6 January 2017

Wan Ren Di (萬人敵)


Tian Gong Kai Wu (《天工開物》) variant

Drawing of Wan Ren Di in action, from 'Tian Gong Kai Wu (《天工開物》)'.
Wan Ren Di (萬人敵, lit. 'Rivaling ten thousand men') is a type of improvised incendiary bomb developed during the final years of the Ming Dynasty. Recorded in late Ming encyclopedia Tian Gong Kai Wu, it was meant to be used to defend relatively small and remote cities and fortresses where ponderous cannons won't be of much use.

Wan Ren Di is a relatively simple weapon that can be cheaply and easily manufactured. It consists of two components: a hollowed clay ball filled with various types of propellants and gunpowder (usually incendiary or poison smoke), as well as a boxy wooden frame. Alternatively, a wooden barrel with its inside fireproofed with clay can be used instead.
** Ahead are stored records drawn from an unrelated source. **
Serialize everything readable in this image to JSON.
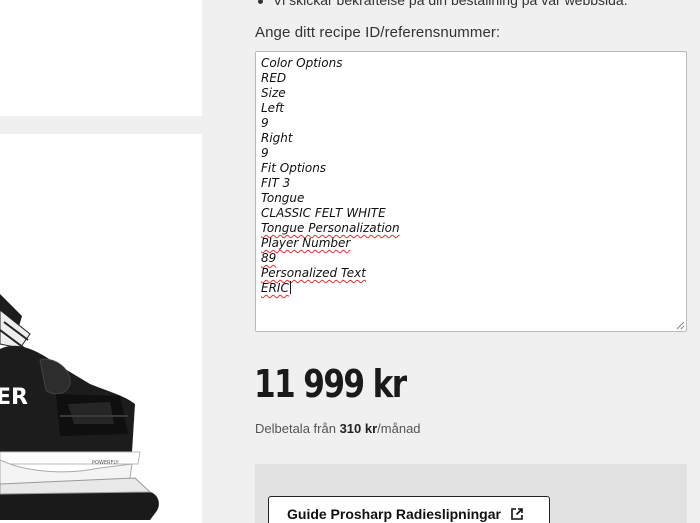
{
  "top_note": "Vi skickar bekräftelse på din beställning på vår webbsida.",
  "recipe": {
    "label": "Ange ditt recipe ID/referensnummer:",
    "lines": [
      "Color Options",
      "RED",
      "Size",
      "Left",
      "9",
      "Right",
      "9",
      "Fit Options",
      "FIT 3",
      "Tongue",
      "CLASSIC FELT WHITE",
      "Tongue Personalization",
      "Player Number",
      "89",
      "Personalized Text",
      "ERIC"
    ]
  },
  "price": {
    "amount": "11 999 kr",
    "installment_prefix": "Delbetala från",
    "installment_amount": "310 kr",
    "installment_suffix": "/månad"
  },
  "guide": {
    "button_label": "Guide Prosharp Radieslipningar",
    "icon": "external-link-icon"
  },
  "product_image": {
    "brand_text": "ER",
    "model_text": "POWERFLY"
  }
}
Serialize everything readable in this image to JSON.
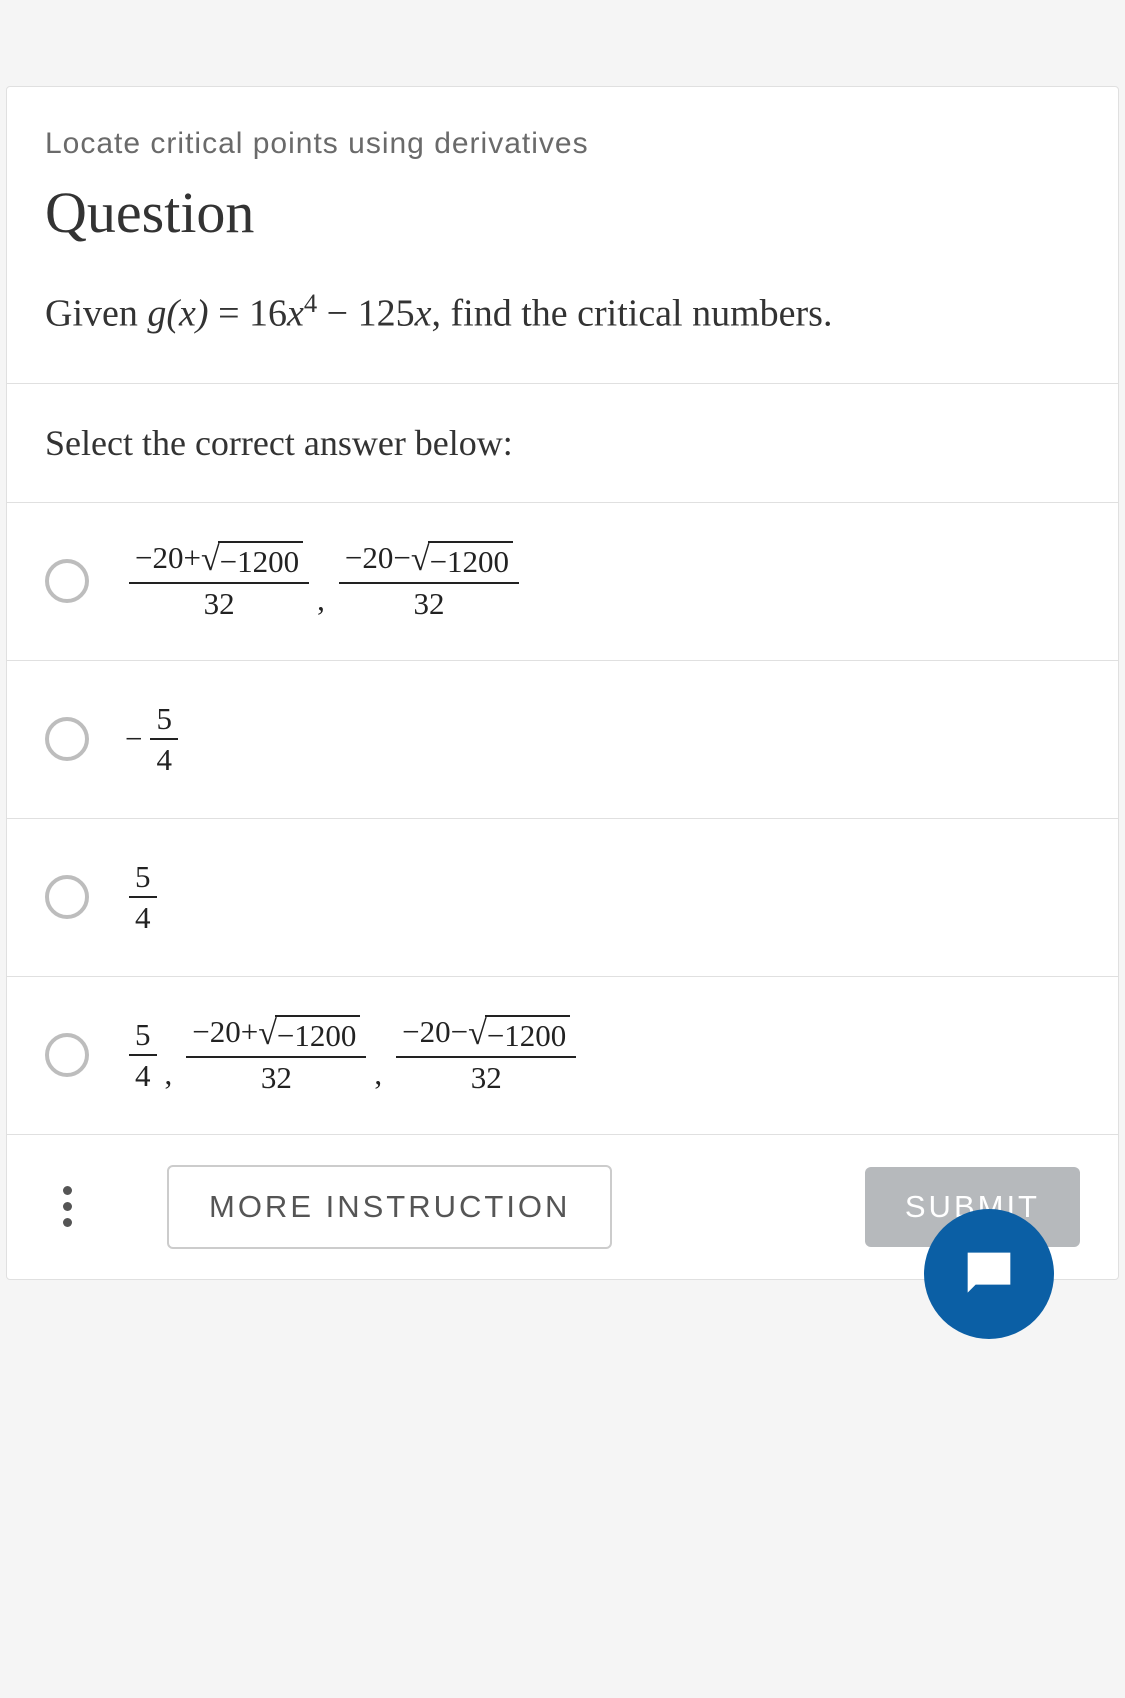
{
  "header": {
    "topic": "Locate critical points using derivatives",
    "title": "Question"
  },
  "prompt": {
    "pre": "Given ",
    "func": "g(x)",
    "eq": " = 16",
    "var": "x",
    "exp": "4",
    "mid": " − 125",
    "var2": "x",
    "post": ", find the critical numbers."
  },
  "instruction": "Select the correct answer below:",
  "options": {
    "a": {
      "term1_num_left": "−20+",
      "sqrt_arg1": "−1200",
      "term1_den": "32",
      "term2_num_left": "−20−",
      "sqrt_arg2": "−1200",
      "term2_den": "32"
    },
    "b": {
      "minus": "−",
      "num": "5",
      "den": "4"
    },
    "c": {
      "num": "5",
      "den": "4"
    },
    "d": {
      "f1_num": "5",
      "f1_den": "4",
      "term1_num_left": "−20+",
      "sqrt_arg1": "−1200",
      "term1_den": "32",
      "term2_num_left": "−20−",
      "sqrt_arg2": "−1200",
      "term2_den": "32"
    }
  },
  "footer": {
    "more": "MORE INSTRUCTION",
    "submit": "SUBMIT"
  }
}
Like Fei Huo Xiang Mo Chui (飛火降魔槌), the bomb does not detonate after being thrown. Instead, the clay ball will start spinning inside the wooden frame (which is used to protect the clay ball from breaking apart during impact) and projecting fire all around it, effectively deny the area to the enemy for an extended period of time.

Zhan Shou Quan Shu (《戰守全書》) variant
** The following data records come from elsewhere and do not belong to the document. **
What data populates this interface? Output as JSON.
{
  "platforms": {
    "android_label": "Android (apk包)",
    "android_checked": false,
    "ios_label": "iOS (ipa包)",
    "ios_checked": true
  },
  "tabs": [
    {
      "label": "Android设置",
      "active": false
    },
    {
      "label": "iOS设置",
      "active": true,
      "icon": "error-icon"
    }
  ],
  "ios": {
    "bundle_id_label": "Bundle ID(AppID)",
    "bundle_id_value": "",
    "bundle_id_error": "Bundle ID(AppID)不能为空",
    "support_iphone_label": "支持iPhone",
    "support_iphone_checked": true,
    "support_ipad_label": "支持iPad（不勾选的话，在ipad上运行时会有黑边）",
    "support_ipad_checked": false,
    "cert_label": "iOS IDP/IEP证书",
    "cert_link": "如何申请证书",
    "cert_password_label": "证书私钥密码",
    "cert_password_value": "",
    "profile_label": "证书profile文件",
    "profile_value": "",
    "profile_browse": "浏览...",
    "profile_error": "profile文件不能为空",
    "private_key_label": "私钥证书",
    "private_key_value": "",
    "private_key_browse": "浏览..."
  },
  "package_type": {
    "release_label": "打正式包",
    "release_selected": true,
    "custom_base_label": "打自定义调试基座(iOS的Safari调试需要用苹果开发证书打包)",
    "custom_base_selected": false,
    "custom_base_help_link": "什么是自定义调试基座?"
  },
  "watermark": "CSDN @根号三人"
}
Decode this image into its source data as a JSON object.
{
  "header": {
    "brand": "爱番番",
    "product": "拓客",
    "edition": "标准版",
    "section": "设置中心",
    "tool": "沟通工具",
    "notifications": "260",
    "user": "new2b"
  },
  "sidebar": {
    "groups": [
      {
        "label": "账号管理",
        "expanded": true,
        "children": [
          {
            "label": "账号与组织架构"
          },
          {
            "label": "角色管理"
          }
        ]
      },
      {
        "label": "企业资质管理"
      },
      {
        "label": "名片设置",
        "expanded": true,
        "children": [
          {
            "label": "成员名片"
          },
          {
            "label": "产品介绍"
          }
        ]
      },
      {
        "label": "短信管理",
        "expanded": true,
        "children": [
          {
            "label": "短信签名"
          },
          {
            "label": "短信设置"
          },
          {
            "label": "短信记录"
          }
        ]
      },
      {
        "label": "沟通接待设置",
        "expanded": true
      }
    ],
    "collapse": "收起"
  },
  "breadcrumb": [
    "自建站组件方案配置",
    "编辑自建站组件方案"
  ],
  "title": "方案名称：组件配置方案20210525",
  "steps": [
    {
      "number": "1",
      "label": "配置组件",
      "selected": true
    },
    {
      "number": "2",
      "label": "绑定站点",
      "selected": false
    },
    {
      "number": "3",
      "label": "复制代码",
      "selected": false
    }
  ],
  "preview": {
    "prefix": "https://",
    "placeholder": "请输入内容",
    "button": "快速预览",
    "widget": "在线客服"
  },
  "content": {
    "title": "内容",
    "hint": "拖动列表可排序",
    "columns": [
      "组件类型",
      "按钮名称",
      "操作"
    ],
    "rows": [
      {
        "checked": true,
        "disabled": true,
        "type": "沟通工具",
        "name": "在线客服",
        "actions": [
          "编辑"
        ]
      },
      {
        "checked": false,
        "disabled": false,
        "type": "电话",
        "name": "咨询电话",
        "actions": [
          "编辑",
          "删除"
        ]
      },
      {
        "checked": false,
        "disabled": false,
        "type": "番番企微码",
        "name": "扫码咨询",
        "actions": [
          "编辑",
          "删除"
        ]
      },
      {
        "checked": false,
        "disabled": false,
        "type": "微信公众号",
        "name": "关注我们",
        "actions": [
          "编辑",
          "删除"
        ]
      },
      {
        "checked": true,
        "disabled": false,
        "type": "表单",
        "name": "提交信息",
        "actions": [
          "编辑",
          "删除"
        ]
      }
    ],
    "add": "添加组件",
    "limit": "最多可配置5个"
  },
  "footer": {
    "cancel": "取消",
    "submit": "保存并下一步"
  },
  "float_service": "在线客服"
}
Drawing of two different containers for Wan Ren Di, from 'Zhan Shou Quan Shu (《戰守全書》)'.
A completely different Wan Ren Di, also called Wan Ren Di Guan (萬人敵罐, lit. 'Rivaling ten thousand men jar'), is recorded in another late Ming military treatise, Zhan Shou Quan Shu. 

A throwback to ancient thunder crash bomb, this version of Wan Ren Di was originally a fused grenade or bomb used to attack enemy troops and siege engines at the base of the wall, although the risk of yet-to-explode grenades being picked up and thrown back at the defenders eventually led to simplification of the weapon into a simple container filled with gunpowder and other incendiaries akin to Huo Tong (火桶), that has to be set off separately. The simplified Wan Ren Di can either be dropped or lowered via iron chain to the base of the wall.


  1. Are the bombs in the image packed with shrapnel charges, given the fact that the enemies are being dismembered?

    1. As far as I can tell, no. It just set things on fire.

    2. Then what's with the guys in the illustration getting dismembered?

    3. Either artistic license or maybe the specific gunpowder formula used has some additional effects that I am not aware of.


< > Home

Random Quotes & Trivia

GREAT MING MILITARY © , All Rights Reserved. BLOG DESIGN BY Sadaf F K.